Graceful Slim (Aciagrion gracile)

View the above photo record (by Walter Neser) in OdonataMAP here.

Find the Graceful Slim in the FBIS database (Freshwater Biodiversity Information System) here.

Family Coenagrionidae

Aciagrion gracileGRACEFUL SLIM

Identification

Small size

Length up to 39mm; Wingspan around 46mm.

Aciagrion gracile has a noticeably slender and elongate build.

Males have a bright green upper thorax with greenish-blue sides. The long, slender abdomen is black above and brownish below. The terminal segments are bright blue. Postocular spots are bright greenish-blue.

Most similar to Aciagrion dondoense. The two species are best told apart in the hand by the shape of the claspers.

Click here for more details on identification.

Aciagrion gracile – Immature Male
Near Tshipise, Limpopo
Photo by John Wilkinson

Habitat

This species inhabits thick bushy verges of shallow grassy pans and marshes. Found in hot, humid woodland and forest regions.

Behaviour

Aciagrion gracile is a crepuscular species, that is most active at dusk and is easily overlooked The males are most often found between thick bush and grasses at the edge of the wetland. The females are usually found among emergent grasses and reeds further out into the water.

Active from January to April (see Phenology below).
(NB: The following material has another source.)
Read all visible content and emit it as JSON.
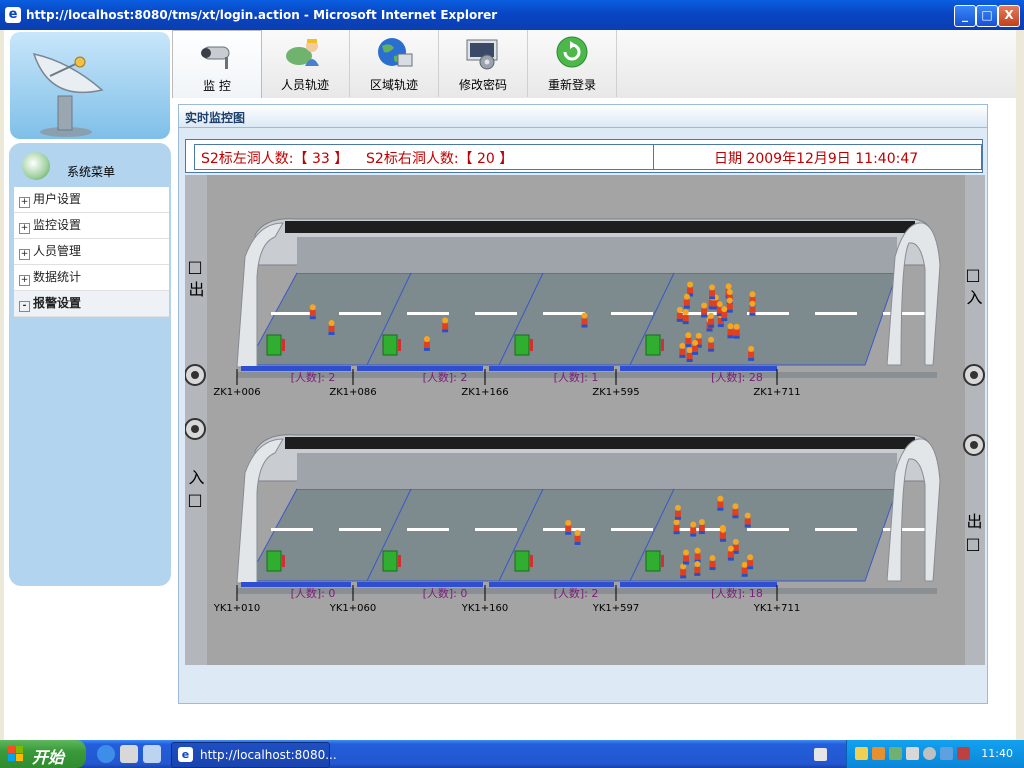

Status and Conservation

This species is uncommon and rather localised in South Africa. It has likely been under-recorded due to its secretive, crepuscular behaviour. In South Africa Aciagrion gracile is listed as Vulnerable in the IUCN Red List of Threatened Species. It is listed globally as of Least Concern as it has a wide distribution within the rest of Africa. The Graceful Slim is sensitive to habitat degradation and, for the most part, occurs only in undisturbed habitats.

Distribution
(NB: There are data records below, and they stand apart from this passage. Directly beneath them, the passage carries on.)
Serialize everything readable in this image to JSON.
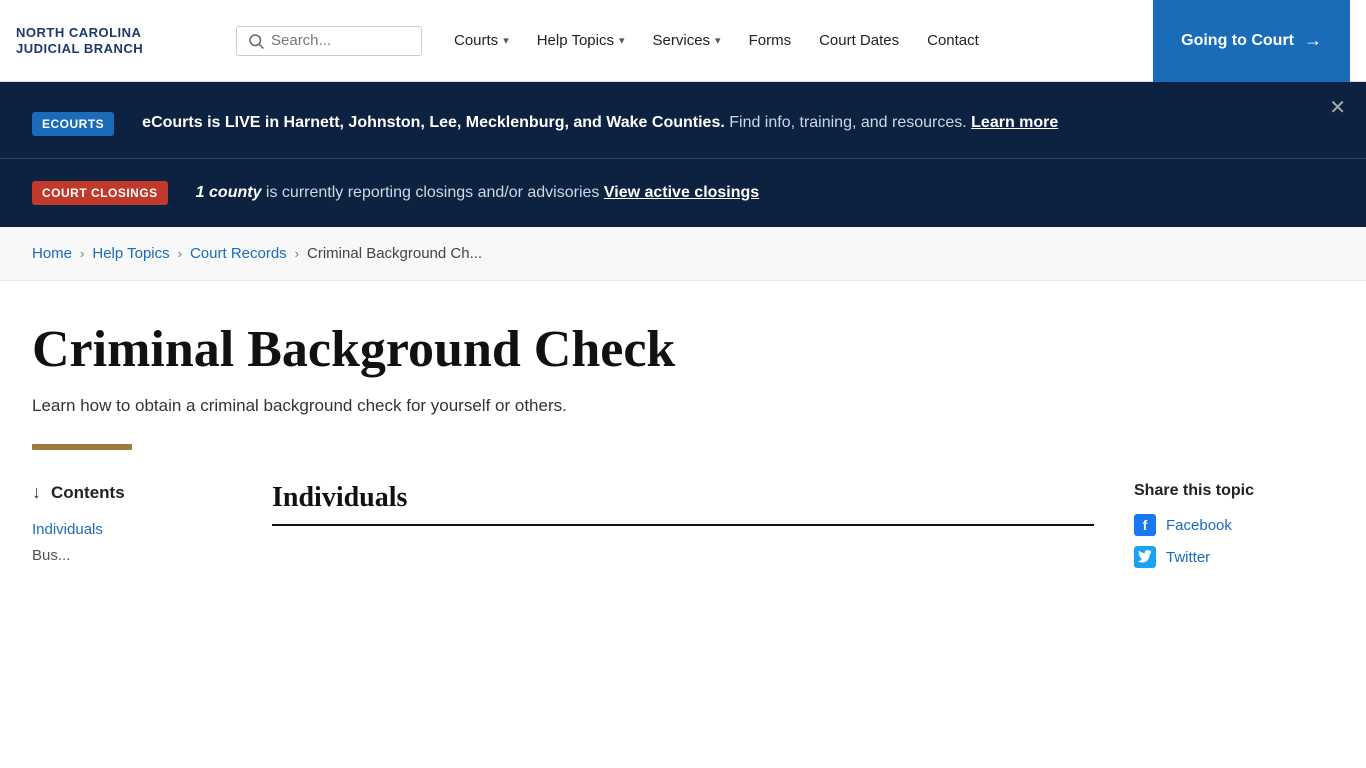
{
  "header": {
    "logo_line1": "NORTH CAROLINA",
    "logo_line2": "JUDICIAL BRANCH",
    "search_placeholder": "Search...",
    "nav_items": [
      {
        "label": "Courts",
        "has_dropdown": true
      },
      {
        "label": "Help Topics",
        "has_dropdown": true
      },
      {
        "label": "Services",
        "has_dropdown": true
      },
      {
        "label": "Forms",
        "has_dropdown": false
      },
      {
        "label": "Court Dates",
        "has_dropdown": false
      },
      {
        "label": "Contact",
        "has_dropdown": false
      }
    ],
    "cta_label": "Going to Court",
    "cta_arrow": "→"
  },
  "ecourts_banner": {
    "badge": "ECOURTS",
    "text_bold": "eCourts is LIVE in Harnett, Johnston, Lee, Mecklenburg, and Wake Counties.",
    "text_normal": " Find info, training, and resources. ",
    "link_text": "Learn more"
  },
  "closings_banner": {
    "badge": "COURT CLOSINGS",
    "text_bold": "1 county",
    "text_normal": " is currently reporting closings and/or advisories ",
    "link_text": "View active closings"
  },
  "breadcrumb": {
    "items": [
      {
        "label": "Home",
        "href": true
      },
      {
        "label": "Help Topics",
        "href": true
      },
      {
        "label": "Court Records",
        "href": true
      },
      {
        "label": "Criminal Background Ch...",
        "href": false
      }
    ]
  },
  "page": {
    "title": "Criminal Background Check",
    "subtitle": "Learn how to obtain a criminal background check for yourself or others."
  },
  "contents": {
    "heading": "Contents",
    "items": [
      {
        "label": "Individuals",
        "href": true
      },
      {
        "label": "Bus...",
        "href": false
      }
    ]
  },
  "section": {
    "heading": "Individuals"
  },
  "share": {
    "heading": "Share this topic",
    "facebook_label": "Facebook",
    "twitter_label": "Twitter"
  }
}
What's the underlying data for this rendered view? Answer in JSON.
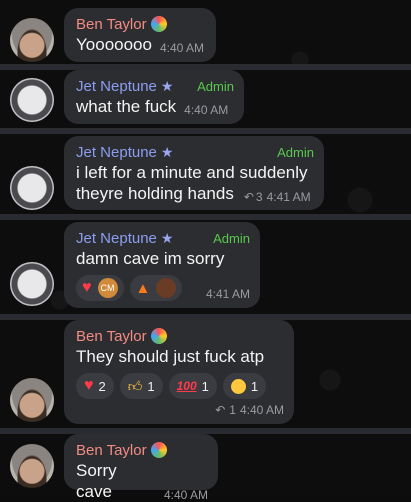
{
  "messages": [
    {
      "sender": "Ben Taylor",
      "text": "Yooooooo",
      "time": "4:40 AM"
    },
    {
      "sender": "Jet Neptune",
      "badge": "Admin",
      "text": "what the fuck",
      "time": "4:40 AM"
    },
    {
      "sender": "Jet Neptune",
      "badge": "Admin",
      "text_line1": "i left for a minute and suddenly",
      "text_line2": "theyre holding hands",
      "replies": "3",
      "time": "4:41 AM"
    },
    {
      "sender": "Jet Neptune",
      "badge": "Admin",
      "text": "damn cave im sorry",
      "time": "4:41 AM",
      "reaction_initials": "CM"
    },
    {
      "sender": "Ben Taylor",
      "text": "They should just fuck atp",
      "time": "4:40 AM",
      "replies": "1",
      "reactions": [
        {
          "icon": "heart-icon",
          "count": "2"
        },
        {
          "icon": "thumbs-up-icon",
          "count": "1"
        },
        {
          "icon": "hundred-icon",
          "count": "1"
        },
        {
          "icon": "laughing-face-icon",
          "count": "1"
        }
      ]
    },
    {
      "sender": "Ben Taylor",
      "text": "Sorry cave",
      "time": "4:40 AM"
    }
  ],
  "colors": {
    "ben_name": "#f28b82",
    "jet_name": "#8c9df0",
    "admin": "#57c84d",
    "bubble": "#2c2d31"
  }
}
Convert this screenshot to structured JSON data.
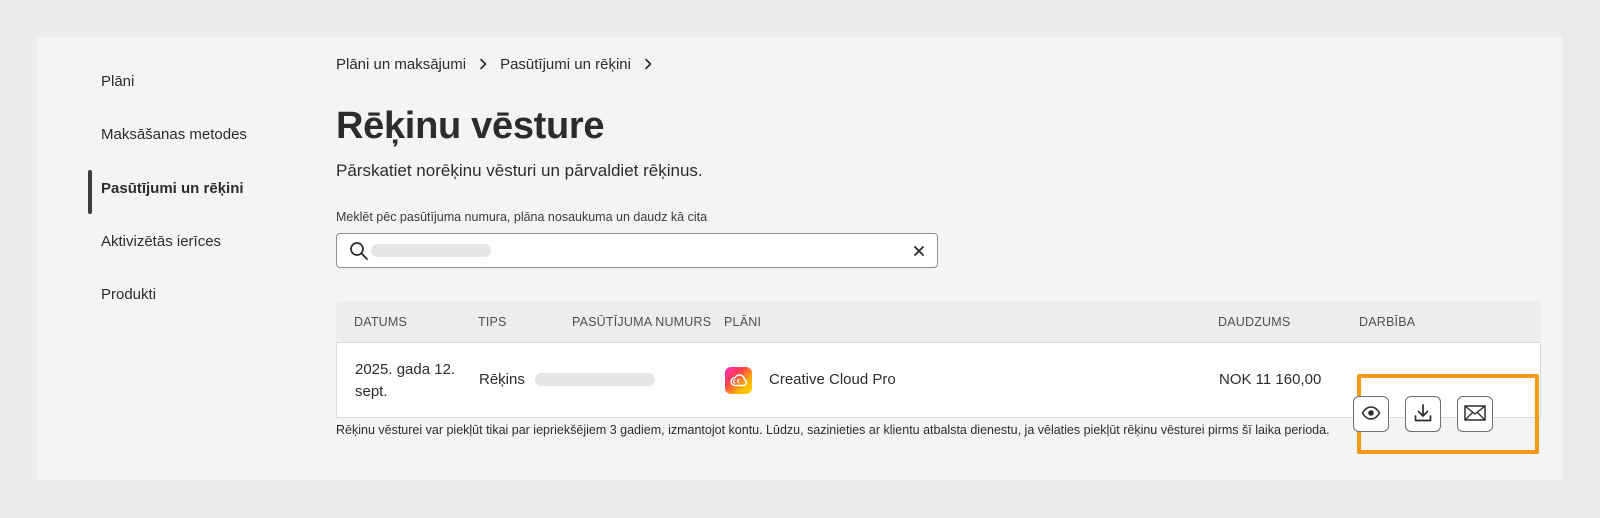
{
  "sidebar": {
    "items": [
      {
        "label": "Plāni"
      },
      {
        "label": "Maksāšanas metodes"
      },
      {
        "label": "Pasūtījumi un rēķini",
        "active": true
      },
      {
        "label": "Aktivizētās ierīces"
      },
      {
        "label": "Produkti"
      }
    ]
  },
  "breadcrumb": {
    "items": [
      "Plāni un maksājumi",
      "Pasūtījumi un rēķini"
    ]
  },
  "page": {
    "title": "Rēķinu vēsture",
    "subtitle": "Pārskatiet norēķinu vēsturi un pārvaldiet rēķinus."
  },
  "search": {
    "label": "Meklēt pēc pasūtījuma numura, plāna nosaukuma un daudz kā cita",
    "clear_icon": "close-icon",
    "value": ""
  },
  "table": {
    "headers": [
      "DATUMS",
      "TIPS",
      "PASŪTĪJUMA NUMURS",
      "PLĀNI",
      "DAUDZUMS",
      "DARBĪBA"
    ],
    "rows": [
      {
        "date": "2025. gada 12. sept.",
        "type": "Rēķins",
        "plan": "Creative Cloud Pro",
        "plan_icon": "creative-cloud-logo-icon",
        "amount": "NOK 11 160,00",
        "actions": [
          "eye-icon",
          "download-icon",
          "mail-icon"
        ]
      }
    ]
  },
  "footnote": "Rēķinu vēsturei var piekļūt tikai par iepriekšējiem 3 gadiem, izmantojot kontu. Lūdzu, sazinieties ar klientu atbalsta dienestu, ja vēlaties piekļūt rēķinu vēsturei pirms šī laika perioda.",
  "colors": {
    "highlight": "#f39a1a",
    "panel": "#f4f4f4",
    "background": "#ebebeb"
  }
}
It is found from South Africa, up through east Africa to Uganda and Ethiopia. It also occurs in west Africa from Congo to Guinea.

Below is a map showing the distribution of records for Graceful Slim in South Africa. Taken from the OdonataMAP database as at February 2020.

The next map below is an imputed map, produced by an interpolation algorithm, which attempts to generate a full distribution map from the partial information in the map above. This map will be improved by the submission of records to the OdonataMAP section of the Virtual Museum.

Ultimately, we will produce a series of maps for all the odonata species in the region. The current algorithm is a new algorithm. The objective is mainly to produce “smoothed” maps that could go into a field guide for odonata. This basic version of the algorithm (as mapped above) does not make use of “explanatory variables” (e.g. altitude, terrain roughness, presence of freshwater — we will be producing maps that take these variables into account soon). Currently, it only makes use of the OdonataMAP records for the species being mapped, as well as all the other records of all other species. The basic maps are “optimistic” and will generally show ranges to be larger than what they probably are.

These maps use the data in the OdonataMAP section of the Virtual Museum, and also the database assembled by the previous JRS funded project, which was led by Professor Michael Samways and Dr KD Dijkstra.

Phenology

Dragonfly Atlas: Megan Loftie-Eaton, Sally Hofmeyr, Ryan Tippett & Les Underhill
Dragonfly Atlas: Megan Loftie-Eaton, Sally Hofmeyr, Ryan Tippett & Les Underhill
Megan Loftie-Eaton is our communications, social media and citizen science coordinator. Prior to her work for the BDI, she coordinated OdonataMAP, the Atlas of African Odonata. Sally Hofmeyr has many years' experience in the academic world, writing her own material and editing the work of others. Her academic background is in the natural sciences: her PhD and first postdoc in ornithology and environmental change (Animal Demography Unit, University of Cape Town). Ryan Tippett is an enthusiastic contributor to Citizen Science and has added many important and interesting records of fauna and flora. He has been a member of the VMU since 2014 and has currently submitted over 11000 records. He is also on the expert identification panel for the Odonata Map project. Prof Les Underhill has been Director of the Animal Demography Unit (ADU) at the University of Cape Town since it started in 1991. Although citizen science in biology is Les’s passion, his academic background is in mathematical statistics.